Written by: Robert Kaiser
As the COO of PPSS Group, it is fairly common for me to be told whilst in dialogue with potential customers that, “we don’t have a risk assessment for this PPE”. Well, I get it to an extent, but a risk assessment must be carried out on a piece of PPE to determine that it is indeed the most suitable for the risk faced.
But what is of greater concern is when we are told that, “we do not have a risk assessment for our staff in this role”. How can this still be in this day and age? If a hazard has been identified within that activity, then a risk assessment must be carried out by law!
Now when you consider that our customer base here in the UK is varied, consisting of frontline security professionals, law enforcement, special education establishments, high security mental health organisations, industrial glass manufacturing etc; each with their own specific hazards of being either cut, bitten, stabbed, slashed….or worse, you can begin to imagine why I become a little perplexed when being told that ‘there is no risk assessment’ for these professionals to refer to, who, as part of their daily duties may well be subjected to such risks daily.
To make it crystal clear:
Health and Safety Executive Guidance on; Personal Protective Equipment at Work Regulations 1992
It is somewhat shocking that so many organisations are knowingly not completing risk assessments when putting their staff in environments where the risks of injury or harm are considerable.
Furthermore, not only is it right that appropriate PPE is supplied for those facing such residual risks, where de-escalation may have failed, where avoidance is not appropriate or where all other control measures that have been put in place (i.e. eliminated, substituted, engineered out or administrated for) but a residual risk remains… it’s about having the appropriate and suitable level of PPE:
Suitability of PPE
As an example, when it comes to Body Armour here in the UK, what do you think is realistically the most common threat?
A punch? A kick? A shove? Strike from blunt objects? Or the dreaded stabbing?
From my years dealing (and working) with these front-line professionals I can categorically tell you that the daily or most common threat is against the ‘blunt force trauma’ related assaults.
European Rules & Regulations
As far as our European neighbours are concerned, the obligation to wear appropriate PPE within all EU member states is no different in context to the UK’s obligation to protect its own workforce.
The European Framework Directive on Safety and Health at Work (Directive 89/391 EEC), adopted in 1989, which then had to be transposed into national law by the end of 1992, was a substantial milestone in improving safety and health at work.
This directive guarantees minimum safety and health requirements throughout Europe whilst permitting Member States to maintain or establish more stringent measures.

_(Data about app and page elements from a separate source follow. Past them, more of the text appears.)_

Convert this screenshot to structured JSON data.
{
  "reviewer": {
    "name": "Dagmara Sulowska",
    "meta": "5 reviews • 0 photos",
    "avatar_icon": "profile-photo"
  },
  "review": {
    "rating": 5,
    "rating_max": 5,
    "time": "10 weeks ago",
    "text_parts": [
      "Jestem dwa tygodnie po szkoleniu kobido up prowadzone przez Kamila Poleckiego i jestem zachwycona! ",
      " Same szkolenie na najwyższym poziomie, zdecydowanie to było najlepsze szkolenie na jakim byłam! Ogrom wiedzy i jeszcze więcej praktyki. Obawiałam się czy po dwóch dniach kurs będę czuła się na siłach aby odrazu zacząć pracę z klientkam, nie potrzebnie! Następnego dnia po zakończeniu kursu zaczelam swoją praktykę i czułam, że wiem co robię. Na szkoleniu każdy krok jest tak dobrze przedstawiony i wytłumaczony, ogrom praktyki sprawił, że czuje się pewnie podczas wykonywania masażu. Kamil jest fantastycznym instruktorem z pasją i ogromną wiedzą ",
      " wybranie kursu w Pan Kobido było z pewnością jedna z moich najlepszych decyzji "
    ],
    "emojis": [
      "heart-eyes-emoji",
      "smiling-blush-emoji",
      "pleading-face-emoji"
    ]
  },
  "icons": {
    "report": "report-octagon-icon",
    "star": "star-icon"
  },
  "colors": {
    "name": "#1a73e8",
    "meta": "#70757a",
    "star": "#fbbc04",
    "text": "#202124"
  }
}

This directive, inevitably, has – since its implementation, had considerable legal consequences due to inadequate national legislation while in others no major adjustments were necessary.

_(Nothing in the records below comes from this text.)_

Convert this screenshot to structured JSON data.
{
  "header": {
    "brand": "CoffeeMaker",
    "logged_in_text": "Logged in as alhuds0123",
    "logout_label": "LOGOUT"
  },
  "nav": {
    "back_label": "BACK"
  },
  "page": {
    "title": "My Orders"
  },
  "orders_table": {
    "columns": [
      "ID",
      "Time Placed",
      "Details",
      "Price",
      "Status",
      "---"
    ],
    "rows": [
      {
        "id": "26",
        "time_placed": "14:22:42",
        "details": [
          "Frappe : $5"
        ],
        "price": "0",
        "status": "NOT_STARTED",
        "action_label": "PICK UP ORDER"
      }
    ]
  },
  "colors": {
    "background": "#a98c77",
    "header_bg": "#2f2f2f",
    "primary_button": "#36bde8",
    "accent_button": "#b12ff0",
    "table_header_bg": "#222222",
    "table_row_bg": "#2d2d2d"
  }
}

Further to this directive, in 2004, the European Commission issued a communication on the practical implementation of the provisions of same of the directives, specifically in terms of the necessity for suitable, appropriate PPE (body armour), along with the legal requirement for organisations to conduct risk assessments.

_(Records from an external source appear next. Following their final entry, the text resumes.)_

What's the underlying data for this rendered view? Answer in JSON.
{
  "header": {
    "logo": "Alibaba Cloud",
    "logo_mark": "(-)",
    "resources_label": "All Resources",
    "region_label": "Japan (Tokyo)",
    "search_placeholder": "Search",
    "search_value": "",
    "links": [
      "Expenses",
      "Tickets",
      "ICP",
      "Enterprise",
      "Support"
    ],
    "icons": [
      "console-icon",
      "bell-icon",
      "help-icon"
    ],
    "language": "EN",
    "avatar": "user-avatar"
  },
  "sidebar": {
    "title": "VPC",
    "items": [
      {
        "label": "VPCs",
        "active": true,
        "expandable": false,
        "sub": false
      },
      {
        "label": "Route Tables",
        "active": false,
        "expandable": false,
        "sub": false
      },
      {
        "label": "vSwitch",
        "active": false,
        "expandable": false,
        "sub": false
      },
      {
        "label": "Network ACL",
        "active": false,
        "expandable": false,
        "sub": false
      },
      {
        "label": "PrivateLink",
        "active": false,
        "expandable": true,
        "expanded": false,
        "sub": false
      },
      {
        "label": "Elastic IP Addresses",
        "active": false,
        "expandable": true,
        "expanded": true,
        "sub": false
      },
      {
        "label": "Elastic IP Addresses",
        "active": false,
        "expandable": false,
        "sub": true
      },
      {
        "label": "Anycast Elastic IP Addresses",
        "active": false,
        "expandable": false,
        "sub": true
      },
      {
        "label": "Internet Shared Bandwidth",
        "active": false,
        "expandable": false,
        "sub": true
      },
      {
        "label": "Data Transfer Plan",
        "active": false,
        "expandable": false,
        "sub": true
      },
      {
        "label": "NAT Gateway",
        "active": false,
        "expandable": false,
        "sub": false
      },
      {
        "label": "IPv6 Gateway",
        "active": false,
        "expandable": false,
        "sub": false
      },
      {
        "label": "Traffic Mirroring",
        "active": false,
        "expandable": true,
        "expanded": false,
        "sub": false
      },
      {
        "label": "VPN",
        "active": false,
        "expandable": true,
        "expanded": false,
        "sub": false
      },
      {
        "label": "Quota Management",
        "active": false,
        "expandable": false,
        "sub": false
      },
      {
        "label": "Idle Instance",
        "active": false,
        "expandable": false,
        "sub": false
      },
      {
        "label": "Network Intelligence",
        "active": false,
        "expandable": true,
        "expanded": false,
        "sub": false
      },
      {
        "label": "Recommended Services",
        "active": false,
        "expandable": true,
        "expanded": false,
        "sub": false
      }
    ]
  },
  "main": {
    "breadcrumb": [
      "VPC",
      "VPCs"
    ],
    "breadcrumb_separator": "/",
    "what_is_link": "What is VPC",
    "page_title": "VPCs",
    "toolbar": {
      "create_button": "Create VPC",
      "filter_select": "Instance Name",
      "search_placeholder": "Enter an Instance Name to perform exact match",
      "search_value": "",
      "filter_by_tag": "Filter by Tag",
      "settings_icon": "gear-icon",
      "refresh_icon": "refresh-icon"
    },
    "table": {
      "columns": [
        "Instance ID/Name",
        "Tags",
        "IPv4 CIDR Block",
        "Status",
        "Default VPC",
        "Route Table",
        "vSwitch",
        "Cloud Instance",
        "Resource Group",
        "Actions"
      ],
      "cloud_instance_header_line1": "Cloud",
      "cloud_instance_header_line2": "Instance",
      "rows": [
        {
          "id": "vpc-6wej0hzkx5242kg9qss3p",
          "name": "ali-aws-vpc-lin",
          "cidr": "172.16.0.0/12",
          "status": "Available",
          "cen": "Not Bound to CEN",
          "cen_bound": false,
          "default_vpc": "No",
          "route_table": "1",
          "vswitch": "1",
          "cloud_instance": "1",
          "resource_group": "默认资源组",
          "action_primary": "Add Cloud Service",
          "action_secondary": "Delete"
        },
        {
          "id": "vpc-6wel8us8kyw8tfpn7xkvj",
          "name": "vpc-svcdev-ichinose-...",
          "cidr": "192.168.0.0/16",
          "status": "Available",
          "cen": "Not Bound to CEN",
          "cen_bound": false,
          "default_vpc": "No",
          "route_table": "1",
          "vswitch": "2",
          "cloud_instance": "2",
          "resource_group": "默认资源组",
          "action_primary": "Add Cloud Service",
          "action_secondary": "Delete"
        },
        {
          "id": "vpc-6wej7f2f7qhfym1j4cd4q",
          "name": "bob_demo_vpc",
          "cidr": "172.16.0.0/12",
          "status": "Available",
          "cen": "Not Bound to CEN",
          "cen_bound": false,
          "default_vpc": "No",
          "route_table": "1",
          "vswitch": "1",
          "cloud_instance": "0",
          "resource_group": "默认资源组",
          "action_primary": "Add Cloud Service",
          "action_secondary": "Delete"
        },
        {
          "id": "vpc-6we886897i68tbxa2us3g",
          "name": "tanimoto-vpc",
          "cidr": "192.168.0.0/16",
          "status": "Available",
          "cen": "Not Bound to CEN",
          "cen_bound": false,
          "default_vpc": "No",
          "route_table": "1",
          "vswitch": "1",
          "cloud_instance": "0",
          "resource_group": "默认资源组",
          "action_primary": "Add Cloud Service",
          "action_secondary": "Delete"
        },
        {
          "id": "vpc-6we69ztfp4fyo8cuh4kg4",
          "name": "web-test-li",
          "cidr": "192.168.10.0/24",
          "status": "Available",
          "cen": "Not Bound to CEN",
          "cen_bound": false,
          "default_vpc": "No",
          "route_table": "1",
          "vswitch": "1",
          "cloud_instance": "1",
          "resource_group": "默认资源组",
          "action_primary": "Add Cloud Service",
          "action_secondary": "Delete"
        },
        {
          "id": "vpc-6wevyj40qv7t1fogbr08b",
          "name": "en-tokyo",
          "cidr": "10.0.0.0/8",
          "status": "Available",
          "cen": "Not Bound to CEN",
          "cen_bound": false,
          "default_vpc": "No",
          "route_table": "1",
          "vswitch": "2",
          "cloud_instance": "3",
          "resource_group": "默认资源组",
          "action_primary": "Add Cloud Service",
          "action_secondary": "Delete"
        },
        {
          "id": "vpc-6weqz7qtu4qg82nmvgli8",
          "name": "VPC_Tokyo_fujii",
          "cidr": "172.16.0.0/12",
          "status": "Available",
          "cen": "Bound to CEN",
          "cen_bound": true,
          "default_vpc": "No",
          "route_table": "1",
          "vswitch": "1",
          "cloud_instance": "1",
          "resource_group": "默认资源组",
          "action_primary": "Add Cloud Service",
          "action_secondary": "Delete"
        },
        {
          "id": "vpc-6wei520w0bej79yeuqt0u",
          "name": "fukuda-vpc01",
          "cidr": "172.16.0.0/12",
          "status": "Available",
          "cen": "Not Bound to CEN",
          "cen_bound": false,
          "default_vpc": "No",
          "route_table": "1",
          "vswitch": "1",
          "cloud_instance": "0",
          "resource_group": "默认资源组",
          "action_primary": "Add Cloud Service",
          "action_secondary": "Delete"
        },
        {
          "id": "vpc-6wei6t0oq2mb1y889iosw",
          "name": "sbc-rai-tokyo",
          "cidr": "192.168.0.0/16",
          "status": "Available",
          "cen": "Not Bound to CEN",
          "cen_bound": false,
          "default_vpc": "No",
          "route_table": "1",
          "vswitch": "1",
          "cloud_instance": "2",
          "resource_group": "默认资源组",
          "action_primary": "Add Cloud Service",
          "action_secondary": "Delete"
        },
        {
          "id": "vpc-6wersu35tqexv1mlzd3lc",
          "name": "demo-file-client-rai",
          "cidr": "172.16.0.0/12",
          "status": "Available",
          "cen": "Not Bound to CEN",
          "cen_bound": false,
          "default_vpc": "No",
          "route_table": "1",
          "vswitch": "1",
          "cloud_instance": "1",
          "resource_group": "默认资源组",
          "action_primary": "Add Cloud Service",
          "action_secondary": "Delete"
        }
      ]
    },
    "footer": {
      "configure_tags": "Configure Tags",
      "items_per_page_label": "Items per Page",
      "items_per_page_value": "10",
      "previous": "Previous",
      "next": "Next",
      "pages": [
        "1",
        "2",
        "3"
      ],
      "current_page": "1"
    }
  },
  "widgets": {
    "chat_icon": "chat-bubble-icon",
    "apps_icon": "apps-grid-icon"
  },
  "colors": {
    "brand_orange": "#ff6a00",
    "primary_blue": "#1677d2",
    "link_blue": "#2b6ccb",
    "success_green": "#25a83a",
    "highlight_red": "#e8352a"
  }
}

The ‘long and short of all of this’ is that, within Europe, there is no escaping the legal duty of care that we have to our employees, in providing appropriate levels of protection. Yes, member states will take this legislative act and devise their own laws around it but they must achieve these goals and will therefore have a legal framework to prosecute, within that country for such a breach in that duty of care.
The same applies for Risk Assessments. An employer must conduct a risk assessment in order to determine the threat, implement mitigation measures and establish and protect against the residual risk; as a security officer, body armour is often the only solution to mitigate the residual risk.
Tony Welsh, COO